By 2025, decrease the rate of late-stage diagnosis of colorectal cancer among those who are covered by Medi-Cal and the uninsured from the baseline of 71% to 64%.
Data source: CCR, 2017
1. Explore adding colorectal cancer screening as a required reported quality measure for Medi-Cal Managed Care plans.
2. Implement FLU/FIT programs in California’s FQHCs.
3. Implement evidence-based strategies (EBS) in California’s FQHCs as outlined in Steps For Increasing Colorectal Cancer Screening Rates: A Manual For Community Health Centers and the National Cancer Institute’s Research-Tested Intervention Programs (RTIPS) website.
4. Clinics and health plans work with patient navigators/community health workers/promotores and implement other proven strategies to ensure appropriate follow-up of colonoscopies after a positive or abnormal Fecal Immunochemical Test (FIT).
By 2025, increase the colorectal cancer screening rate among all Californians from the baseline of 70.8% to 80%
Data source: BRFSS, 2018
1. Implement Evidence-based strategies as outlined in “Steps For Increasing Colorectal Cancer Screening Rates: A Manual For Community Health Centers” and the National Cancer Institute’s Research-Tested Intervention Programs (RTIPS) website.
2. Explore requiring the California Health Care Quality Report Card to report colorectal cancer (CRC) screening for all health plans providing care in California. All health plans should report their CRC screening rate for posting on the quality report card listed above.
3. Develop a FLU/FIT program in every clinic with colorectal cancer screening rates below 60%.
4. Develop clinic navigation to ensure all abnormal stool-based tests receive the required colonoscopy. The percent of abnormal stool testing that receive the needed colonoscopy should be a required quality measure for all health plans using stool-based screening tests.
5. Remove structural barriers (e.g., inconvenient clinic hours, lack of transportation, out of pocket costs, etc.) to CRC screening through the use of patient navigators/community health workers/promotores services.
By 2025, decrease late-stage diagnosis of colorectal cancer among all Californians between the ages of 40 – 49 years from the baseline of 69% to 57%.
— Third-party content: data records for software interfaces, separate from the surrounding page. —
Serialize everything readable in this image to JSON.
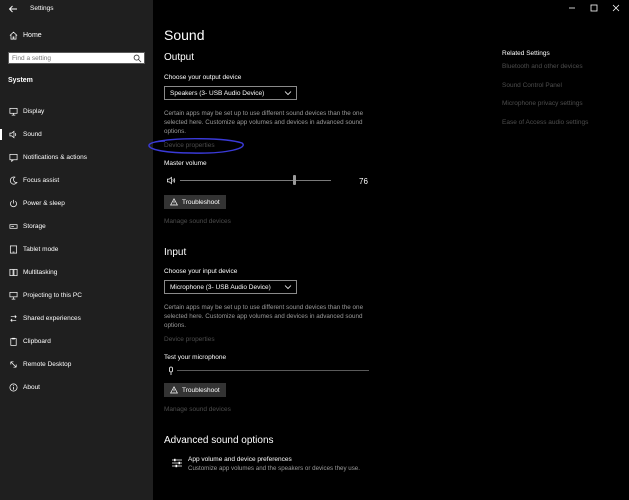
{
  "window": {
    "title": "Settings"
  },
  "sidebar": {
    "home_label": "Home",
    "search_placeholder": "Find a setting",
    "section_title": "System",
    "items": [
      {
        "label": "Display",
        "icon": "display-icon",
        "active": false
      },
      {
        "label": "Sound",
        "icon": "speaker-icon",
        "active": true
      },
      {
        "label": "Notifications & actions",
        "icon": "notification-icon",
        "active": false
      },
      {
        "label": "Focus assist",
        "icon": "moon-icon",
        "active": false
      },
      {
        "label": "Power & sleep",
        "icon": "power-icon",
        "active": false
      },
      {
        "label": "Storage",
        "icon": "storage-icon",
        "active": false
      },
      {
        "label": "Tablet mode",
        "icon": "tablet-icon",
        "active": false
      },
      {
        "label": "Multitasking",
        "icon": "multitasking-icon",
        "active": false
      },
      {
        "label": "Projecting to this PC",
        "icon": "projecting-icon",
        "active": false
      },
      {
        "label": "Shared experiences",
        "icon": "shared-icon",
        "active": false
      },
      {
        "label": "Clipboard",
        "icon": "clipboard-icon",
        "active": false
      },
      {
        "label": "Remote Desktop",
        "icon": "remote-desktop-icon",
        "active": false
      },
      {
        "label": "About",
        "icon": "info-icon",
        "active": false
      }
    ]
  },
  "main": {
    "title": "Sound",
    "output": {
      "heading": "Output",
      "device_label": "Choose your output device",
      "device_value": "Speakers (3- USB Audio Device)",
      "description": "Certain apps may be set up to use different sound devices than the one selected here. Customize app volumes and devices in advanced sound options.",
      "device_properties_link": "Device properties",
      "volume_label": "Master volume",
      "volume_value": "76",
      "volume_level": 76,
      "troubleshoot_label": "Troubleshoot",
      "manage_link": "Manage sound devices"
    },
    "input": {
      "heading": "Input",
      "device_label": "Choose your input device",
      "device_value": "Microphone (3- USB Audio Device)",
      "description": "Certain apps may be set up to use different sound devices than the one selected here. Customize app volumes and devices in advanced sound options.",
      "device_properties_link": "Device properties",
      "test_label": "Test your microphone",
      "mic_level": 0,
      "troubleshoot_label": "Troubleshoot",
      "manage_link": "Manage sound devices"
    },
    "advanced": {
      "heading": "Advanced sound options",
      "item_title": "App volume and device preferences",
      "item_desc": "Customize app volumes and the speakers or devices they use."
    },
    "related": {
      "heading": "Related Settings",
      "links": [
        "Bluetooth and other devices",
        "Sound Control Panel",
        "Microphone privacy settings",
        "Ease of Access audio settings"
      ]
    }
  },
  "colors": {
    "annotation_circle": "#3a3ad8",
    "disabled_link": "#4d4d4d"
  }
}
Data source: CCR, 2017
1. Family history of CRC should be routinely asked and recorded in all adults to provide opportunities for earlier identification and screening of high-risk individuals, including with genetic testing, when indicated.
2. Encourage colorectal cancer survivors in all health plans and clinics to promote screening within their families.
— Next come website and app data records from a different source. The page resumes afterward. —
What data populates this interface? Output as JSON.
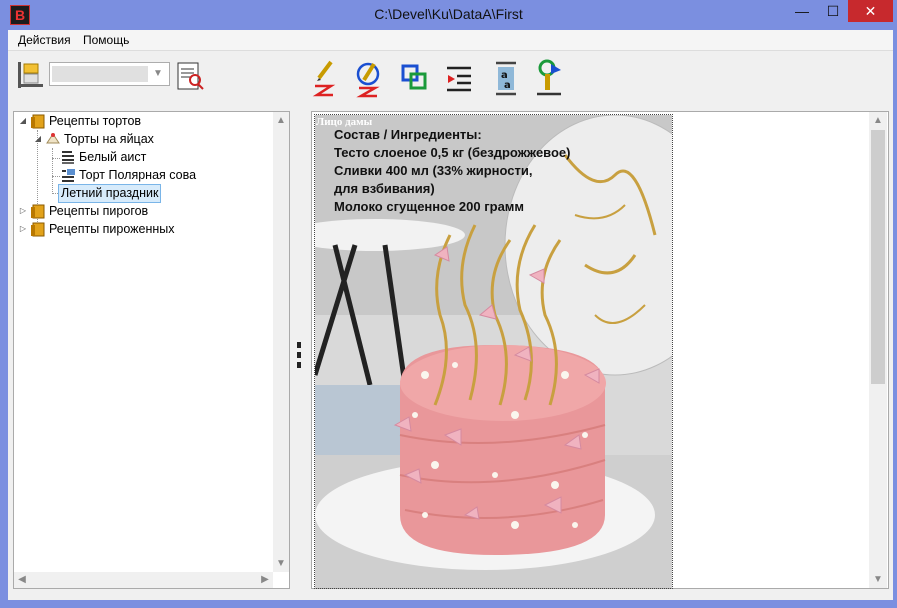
{
  "window": {
    "title": "C:\\Devel\\Ku\\DataA\\First",
    "app_icon_letter": "B",
    "minimize_glyph": "—",
    "maximize_glyph": "☐",
    "close_glyph": "✕"
  },
  "menu": {
    "items": [
      "Действия",
      "Помощь"
    ]
  },
  "toolbar": {
    "combo_value": "",
    "buttons": [
      "edit-z-icon",
      "edit-z-circle-icon",
      "link-boxes-icon",
      "text-align-icon",
      "text-height-icon",
      "upload-icon"
    ]
  },
  "tree": {
    "items": [
      {
        "label": "Рецепты тортов",
        "icon": "folder-book-icon",
        "expander": "◢"
      },
      {
        "label": "Торты на яйцах",
        "icon": "cake-slice-icon",
        "expander": "◢"
      },
      {
        "label": "Белый аист",
        "icon": "document-lines-icon"
      },
      {
        "label": "Торт Полярная сова",
        "icon": "document-image-icon"
      },
      {
        "label": "Летний праздник",
        "icon": ""
      },
      {
        "label": "Рецепты пирогов",
        "icon": "folder-book-icon",
        "expander": "▷"
      },
      {
        "label": "Рецепты пироженных",
        "icon": "folder-book-icon",
        "expander": "▷"
      }
    ]
  },
  "view": {
    "image_caption": "Лицо дамы",
    "ingredients_title": "Состав / Ингредиенты:",
    "lines": [
      "Тесто слоеное 0,5 кг (бездрожжевое)",
      "Сливки 400 мл (33% жирности,",
      "для взбивания)",
      "Молоко сгущенное 200 грамм"
    ]
  },
  "colors": {
    "titlebar": "#7b8fe0",
    "close_button": "#c7292d",
    "selection": "#d7ebfb",
    "cake_pink": "#e9979a"
  }
}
3. Screening for hereditary cancer syndromes in patients with CRC should be done and include at a minimum a review of personal and family histories of all cancers.
4. Explore requiring genetic testing of removed colorectal cancers for DNA mismatch repair deficiency and/or microsatellite instability with the results reported to the CCR.
5. Health care providers should follow the ACS’s recommendations for evaluation of genetic risk in patients with a family history of colorectal cancer.